# In more details with all the steps:

It is way easier that what it might look at first sight, so try to enjoy the ride...

The Sigmoid function is $$f = \frac{1}{1+e^{-x}}$$

So it's derivative must be (according to the derivation rule for division): $$f' = \frac{e^{-x}}{(1+e^{-x})^2}$$

But this expression can be written as:

$$f' = \frac{e^{-x}}{(1+e^{-x})^2} = \frac{1 + e^{-x} - 1}{(1+e^{-x})^2} = \frac{1 + e^{-x}}{(1+e^{-x})^2} - \frac{1}{(1+e^{-x})^2} = \frac{1}{(1+e^{-x})} - \frac{1}{(1+e^{-x})^2}$$

But notice that

$$\frac{1}{(1+e^{-x})} = f , \frac{1}{(1+e^{-x})^2} = f^2$$

So we actually get

$$f' = f - f^2 = f(1-f)$$

Now applying $$log$$ on the Sigmoid - let us define:

$$g = log(f)$$

So $$g' = \frac{f'}{f}$$

But we already know that $$f' = f(1-f)$$, so we get:

$$g' = \frac{f'}{f} = \frac{f(1-f)}{f} = 1-f$$

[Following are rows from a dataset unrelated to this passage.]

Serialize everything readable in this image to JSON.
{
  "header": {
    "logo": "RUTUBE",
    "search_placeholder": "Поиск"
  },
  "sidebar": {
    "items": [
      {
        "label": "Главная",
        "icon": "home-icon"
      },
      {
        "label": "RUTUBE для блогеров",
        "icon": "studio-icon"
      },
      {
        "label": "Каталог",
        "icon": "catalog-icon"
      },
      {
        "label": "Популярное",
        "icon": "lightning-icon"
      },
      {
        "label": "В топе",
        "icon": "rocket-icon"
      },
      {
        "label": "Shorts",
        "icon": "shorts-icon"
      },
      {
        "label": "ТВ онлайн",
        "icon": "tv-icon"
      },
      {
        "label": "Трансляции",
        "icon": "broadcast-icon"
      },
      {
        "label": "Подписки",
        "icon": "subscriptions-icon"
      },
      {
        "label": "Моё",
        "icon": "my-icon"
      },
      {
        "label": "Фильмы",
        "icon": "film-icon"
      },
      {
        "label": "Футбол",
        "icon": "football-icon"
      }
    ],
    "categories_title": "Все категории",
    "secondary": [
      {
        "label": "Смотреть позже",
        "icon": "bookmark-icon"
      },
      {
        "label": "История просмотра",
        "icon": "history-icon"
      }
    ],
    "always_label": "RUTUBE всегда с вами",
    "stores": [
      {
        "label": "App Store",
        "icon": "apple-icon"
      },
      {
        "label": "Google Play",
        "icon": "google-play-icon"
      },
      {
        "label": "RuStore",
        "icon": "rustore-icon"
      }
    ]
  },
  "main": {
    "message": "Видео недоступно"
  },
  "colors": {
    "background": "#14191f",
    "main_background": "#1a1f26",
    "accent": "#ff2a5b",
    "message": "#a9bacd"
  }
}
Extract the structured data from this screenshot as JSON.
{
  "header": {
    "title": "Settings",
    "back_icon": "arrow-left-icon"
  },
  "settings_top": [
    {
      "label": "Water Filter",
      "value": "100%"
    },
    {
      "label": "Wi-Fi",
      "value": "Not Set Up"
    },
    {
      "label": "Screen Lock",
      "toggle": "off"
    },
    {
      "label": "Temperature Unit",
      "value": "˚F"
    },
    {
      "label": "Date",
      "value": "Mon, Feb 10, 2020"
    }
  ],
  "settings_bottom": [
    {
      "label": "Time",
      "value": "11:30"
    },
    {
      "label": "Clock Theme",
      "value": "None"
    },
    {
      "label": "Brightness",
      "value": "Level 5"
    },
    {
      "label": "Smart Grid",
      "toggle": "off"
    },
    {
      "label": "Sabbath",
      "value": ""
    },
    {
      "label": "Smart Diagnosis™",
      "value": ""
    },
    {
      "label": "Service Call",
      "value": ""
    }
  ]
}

So for sigmoid function $$f$$, the derivative of $$g = log(f)$$ is simply $$1-f$$:

$$g' = [log(\frac{1}{1+e^{-x}})]' = 1 - \frac{1}{1+e^{-x}}$$

If you want to simplify it even more, you can do this:

$$g' = 1 - \frac{1}{1+e^{-x}} = \frac{1+e^{-x}-1}{1+e^{-x}} = \frac{e^{-x}}{1+e^{-x}} = \frac{1}{e^{x} + 1}$$

Similarly, we can compute the derivative of the other BCE term:

$$h = log(1 - \frac{1}{1+e^{-x}}) = log(1 - f)$$

So, $$h' = [log(1-f)]' = \frac{-f'}{1-f} = \frac{-f(1-f)}{1-f} = -f = -\frac{1}{1+e^{-x}}$$

I didn't include the steps for the partial derivatives, but they are very similar to the above steps.